DES MOINES — State election watchdogs are worried that if left unchecked this legislative session, a loophole in the state’s campaign finance disclosure law could release a flood of contributions from secret donors, which non-profit groups making independent expenditures could then use to target candidates in Iowa races at all governmental levels.
“I do think we’re starting to get into some dangerous terrain,” said Megan Tooker, executive director of the Iowa Ethics and Campaign Disclosure Board. The board issued an advisory opinion last election cycle indicating that, based on current Iowa law, non-profit entities making independent expenditures did not have to disclose the donors of contributions that were not earmarked for a specific purpose.
By placing a disclaimer on its website and solicitation materials, the American Family Association was able to raise $171,000 in Iowa’s 2010 judicial retention election from donors whose names were not disclosed under the earmark exemption, Tooker said. Everything AFA did was aboveboard and legal, she noted, but it exposed “a real weakness” in Iowa’s campaign disclosure provision that could be significantly exploited in the coming election if lawmakers do not move to close it before they adjourn their 2012 session next month.
Under a 2010 U.S. Supreme Court ruling in a case known as Citizens United, the government can’t restrict political expenditures by corporations and unions. State Sen. Jeff Danielson, D-Waterloo, chairman of the Senate State Government Committee, likened the resulting situation to a scene from the movie “Jurassic Park” in which aggressive dinosaurs are constantly testing fences.
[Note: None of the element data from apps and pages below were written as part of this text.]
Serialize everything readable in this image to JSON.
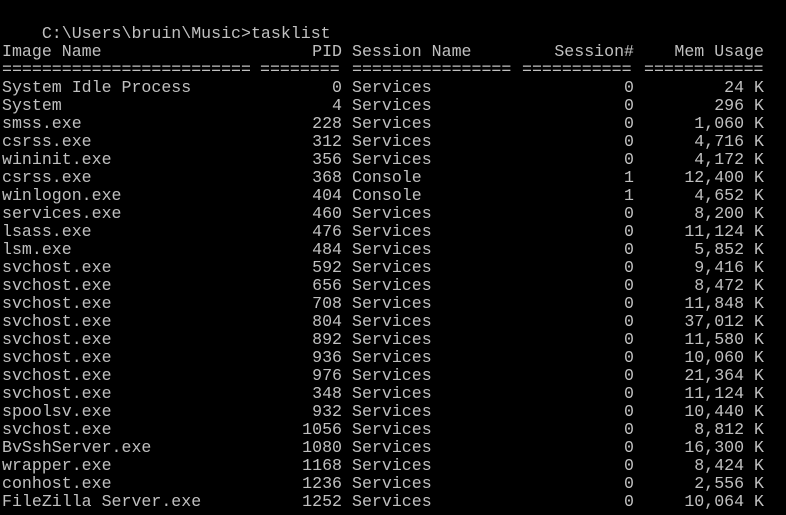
{
  "window": {
    "background": "#000000",
    "text_color": "#c0c0c0"
  },
  "console": {
    "prompt_line": "C:\\Users\\bruin\\Music>tasklist",
    "headers": {
      "image_name": "Image Name",
      "pid": "PID",
      "session_name": "Session Name",
      "session_num": "Session#",
      "mem_usage": "Mem Usage"
    },
    "separators": {
      "image_name": "=========================",
      "pid": "========",
      "session_name": "================",
      "session_num": "===========",
      "mem_usage": "============"
    },
    "rows": [
      {
        "name": "System Idle Process",
        "pid": "0",
        "session": "Services",
        "num": "0",
        "mem": "24 K"
      },
      {
        "name": "System",
        "pid": "4",
        "session": "Services",
        "num": "0",
        "mem": "296 K"
      },
      {
        "name": "smss.exe",
        "pid": "228",
        "session": "Services",
        "num": "0",
        "mem": "1,060 K"
      },
      {
        "name": "csrss.exe",
        "pid": "312",
        "session": "Services",
        "num": "0",
        "mem": "4,716 K"
      },
      {
        "name": "wininit.exe",
        "pid": "356",
        "session": "Services",
        "num": "0",
        "mem": "4,172 K"
      },
      {
        "name": "csrss.exe",
        "pid": "368",
        "session": "Console",
        "num": "1",
        "mem": "12,400 K"
      },
      {
        "name": "winlogon.exe",
        "pid": "404",
        "session": "Console",
        "num": "1",
        "mem": "4,652 K"
      },
      {
        "name": "services.exe",
        "pid": "460",
        "session": "Services",
        "num": "0",
        "mem": "8,200 K"
      },
      {
        "name": "lsass.exe",
        "pid": "476",
        "session": "Services",
        "num": "0",
        "mem": "11,124 K"
      },
      {
        "name": "lsm.exe",
        "pid": "484",
        "session": "Services",
        "num": "0",
        "mem": "5,852 K"
      },
      {
        "name": "svchost.exe",
        "pid": "592",
        "session": "Services",
        "num": "0",
        "mem": "9,416 K"
      },
      {
        "name": "svchost.exe",
        "pid": "656",
        "session": "Services",
        "num": "0",
        "mem": "8,472 K"
      },
      {
        "name": "svchost.exe",
        "pid": "708",
        "session": "Services",
        "num": "0",
        "mem": "11,848 K"
      },
      {
        "name": "svchost.exe",
        "pid": "804",
        "session": "Services",
        "num": "0",
        "mem": "37,012 K"
      },
      {
        "name": "svchost.exe",
        "pid": "892",
        "session": "Services",
        "num": "0",
        "mem": "11,580 K"
      },
      {
        "name": "svchost.exe",
        "pid": "936",
        "session": "Services",
        "num": "0",
        "mem": "10,060 K"
      },
      {
        "name": "svchost.exe",
        "pid": "976",
        "session": "Services",
        "num": "0",
        "mem": "21,364 K"
      },
      {
        "name": "svchost.exe",
        "pid": "348",
        "session": "Services",
        "num": "0",
        "mem": "11,124 K"
      },
      {
        "name": "spoolsv.exe",
        "pid": "932",
        "session": "Services",
        "num": "0",
        "mem": "10,440 K"
      },
      {
        "name": "svchost.exe",
        "pid": "1056",
        "session": "Services",
        "num": "0",
        "mem": "8,812 K"
      },
      {
        "name": "BvSshServer.exe",
        "pid": "1080",
        "session": "Services",
        "num": "0",
        "mem": "16,300 K"
      },
      {
        "name": "wrapper.exe",
        "pid": "1168",
        "session": "Services",
        "num": "0",
        "mem": "8,424 K"
      },
      {
        "name": "conhost.exe",
        "pid": "1236",
        "session": "Services",
        "num": "0",
        "mem": "2,556 K"
      },
      {
        "name": "FileZilla Server.exe",
        "pid": "1252",
        "session": "Services",
        "num": "0",
        "mem": "10,064 K"
      }
    ]
  }
}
“The board is now concerned because that ruling is out there and it’s essentially an administrative rule — it is the law of the land and people will use it to keep their campaign contribution secret,” said Danielson, who sponsored a bill to close the loophole. “You’re going to see a flood of secret money in Iowa elections this fall if this isn’t passed. They’ve already tested it.”
Though Danielson’s measure won Senate approval on a 31-19 vote March 14, it arrived too late for the Iowa House to take up before it became ineligible for consideration this session. House leaders expressed interest in finding ways to resurrect the topic, if a bipartisan solution could be found to head off a repeat this fall of the barrage of “super PAC” candidate attack ads that Iowans were subjected to during the run-up to January’s GOP presidential precinct caucuses.
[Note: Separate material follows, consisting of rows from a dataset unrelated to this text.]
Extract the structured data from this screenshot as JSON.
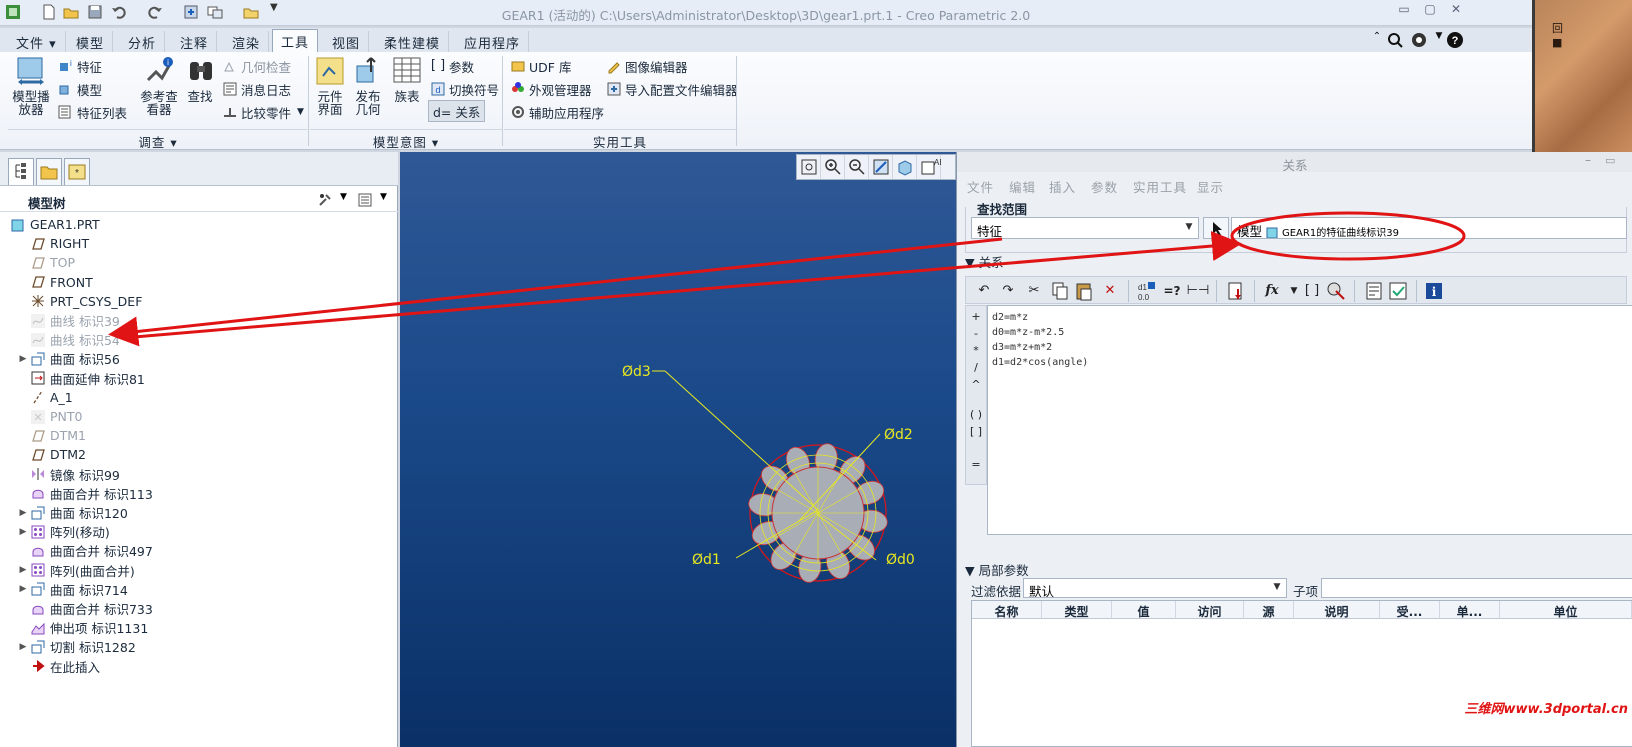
{
  "window": {
    "title": "GEAR1 (活动的) C:\\Users\\Administrator\\Desktop\\3D\\gear1.prt.1 - Creo Parametric 2.0"
  },
  "tabs": [
    {
      "label": "文件",
      "has_arrow": true
    },
    {
      "label": "模型"
    },
    {
      "label": "分析"
    },
    {
      "label": "注释"
    },
    {
      "label": "渲染"
    },
    {
      "label": "工具",
      "active": true
    },
    {
      "label": "视图"
    },
    {
      "label": "柔性建模"
    },
    {
      "label": "应用程序"
    }
  ],
  "ribbon": {
    "investigate": {
      "model_player": "模型播\n放器",
      "feature": "特征",
      "model": "模型",
      "feature_list": "特征列表",
      "reference_viewer": "参考查\n看器",
      "find": "查找",
      "geometry_check": "几何检查",
      "message_log": "消息日志",
      "compare_part": "比较零件",
      "group_label": "调查"
    },
    "model_intent": {
      "component_interface": "元件\n界面",
      "publish_geometry": "发布\n几何",
      "family_table": "族表",
      "parameters": "参数",
      "switch_symbols": "切换符号",
      "relations": "d= 关系",
      "group_label": "模型意图"
    },
    "utilities": {
      "udf_library": "UDF 库",
      "appearance_manager": "外观管理器",
      "aux_applications": "辅助应用程序",
      "image_editor": "图像编辑器",
      "import_config_editor": "导入配置文件编辑器",
      "group_label": "实用工具"
    }
  },
  "model_tree": {
    "title": "模型树",
    "items": [
      {
        "label": "GEAR1.PRT",
        "icon": "part-icon",
        "level": 0
      },
      {
        "label": "RIGHT",
        "icon": "datum-plane-icon",
        "level": 1
      },
      {
        "label": "TOP",
        "icon": "datum-plane-icon",
        "level": 1,
        "dim": true
      },
      {
        "label": "FRONT",
        "icon": "datum-plane-icon",
        "level": 1
      },
      {
        "label": "PRT_CSYS_DEF",
        "icon": "csys-icon",
        "level": 1
      },
      {
        "label": "曲线 标识39",
        "icon": "curve-icon",
        "level": 1,
        "dim": true
      },
      {
        "label": "曲线 标识54",
        "icon": "curve-icon",
        "level": 1,
        "dim": true
      },
      {
        "label": "曲面 标识56",
        "icon": "surface-icon",
        "level": 1,
        "expandable": true
      },
      {
        "label": "曲面延伸 标识81",
        "icon": "extend-icon",
        "level": 1
      },
      {
        "label": "A_1",
        "icon": "axis-icon",
        "level": 1
      },
      {
        "label": "PNT0",
        "icon": "point-icon",
        "level": 1,
        "dim": true
      },
      {
        "label": "DTM1",
        "icon": "datum-plane-icon",
        "level": 1,
        "dim": true
      },
      {
        "label": "DTM2",
        "icon": "datum-plane-icon",
        "level": 1
      },
      {
        "label": "镜像 标识99",
        "icon": "mirror-icon",
        "level": 1
      },
      {
        "label": "曲面合并 标识113",
        "icon": "merge-icon",
        "level": 1
      },
      {
        "label": "曲面 标识120",
        "icon": "surface-icon",
        "level": 1,
        "expandable": true
      },
      {
        "label": "阵列(移动)",
        "icon": "pattern-icon",
        "level": 1,
        "expandable": true
      },
      {
        "label": "曲面合并 标识497",
        "icon": "merge-icon",
        "level": 1
      },
      {
        "label": "阵列(曲面合并)",
        "icon": "pattern-icon",
        "level": 1,
        "expandable": true
      },
      {
        "label": "曲面 标识714",
        "icon": "surface-icon",
        "level": 1,
        "expandable": true
      },
      {
        "label": "曲面合并 标识733",
        "icon": "merge-icon",
        "level": 1
      },
      {
        "label": "伸出项 标识1131",
        "icon": "protrusion-icon",
        "level": 1
      },
      {
        "label": "切割 标识1282",
        "icon": "cut-icon",
        "level": 1,
        "expandable": true
      },
      {
        "label": "在此插入",
        "icon": "insert-here-icon",
        "level": 1
      }
    ]
  },
  "viewport": {
    "dim_labels": {
      "d3": "Ød3",
      "d2": "Ød2",
      "d1": "Ød1",
      "d0": "Ød0"
    }
  },
  "relations_dialog": {
    "title": "关系",
    "menu": [
      "文件",
      "编辑",
      "插入",
      "参数",
      "实用工具",
      "显示"
    ],
    "search_scope_label": "查找范围",
    "scope_value": "特征",
    "scope_path_prefix": "模型",
    "scope_path": "GEAR1的特征曲线标识39",
    "relations_label": "关系",
    "code_lines": [
      "d2=m*z",
      "d0=m*z-m*2.5",
      "d3=m*z+m*2",
      "d1=d2*cos(angle)"
    ],
    "local_params_label": "局部参数",
    "filter_label": "过滤依据",
    "filter_value": "默认",
    "subitem_label": "子项",
    "columns": [
      "名称",
      "类型",
      "值",
      "访问",
      "源",
      "说明",
      "受...",
      "单...",
      "单位"
    ]
  },
  "watermark": "三维网www.3dportal.cn"
}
“I’m open to looking at this,” said Rep. Peter Cownie, R-West Des Moines, chairman of the House State Government Committee. While Danielson’s bill was sidelined in the legislative process, Cownie noted, “nothing is dead until we’re out of here” — but he said any changes to Iowa’s campaign finance disclosure laws would have to pass constitutional muster to conform with federal free speech protections.
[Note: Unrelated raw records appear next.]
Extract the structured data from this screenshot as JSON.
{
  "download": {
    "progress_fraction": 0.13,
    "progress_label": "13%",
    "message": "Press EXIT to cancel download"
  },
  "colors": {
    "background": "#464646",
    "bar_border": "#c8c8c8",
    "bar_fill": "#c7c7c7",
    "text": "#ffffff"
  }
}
Sonia Ashe of the Iowa Public Interest Research Group consumer watchdog said Iowa is facing an untenable situation where candidates and political action committees, which have to disclose their contributions and spending, would be forced to go up against non-profit groups claiming to exist for educational or political speech purposes that will not be subject to the same requirement.
“In this day and age, with the amount of money that is getting poured into politics, being able to have that transparency and accountability is absolutely necessary,” she said. “The doors are wide open. I think what happened during the 2012 Iowa caucuses is exactly what we expected to happen, and what we should expect to happen in the future if we don’t take some measures either to curtail the amount of spending that’s pouring into politics or at least find ways to improve our disclosure.”
Ashe, a Statehouse lobbyist for Iowa PIRG, said she is concerned the campaign finance disclosure issue was somewhat “under the radar” this legislative session because the focus has been on state budget issues and ways to reform Iowa’s property tax, education and mental health systems. But she said the election law loophole should be of priority concern to proponents of good government in Iowa.
“We won’t see legislative action unless people start demanding it,” Ashe said. “… It’s not a situation where it’s under the radar because people don’t care, I think it’s under the radar because at this point people don’t know.
“I think the more we can shine some sunshine on the books when it comes to political spending, the better.”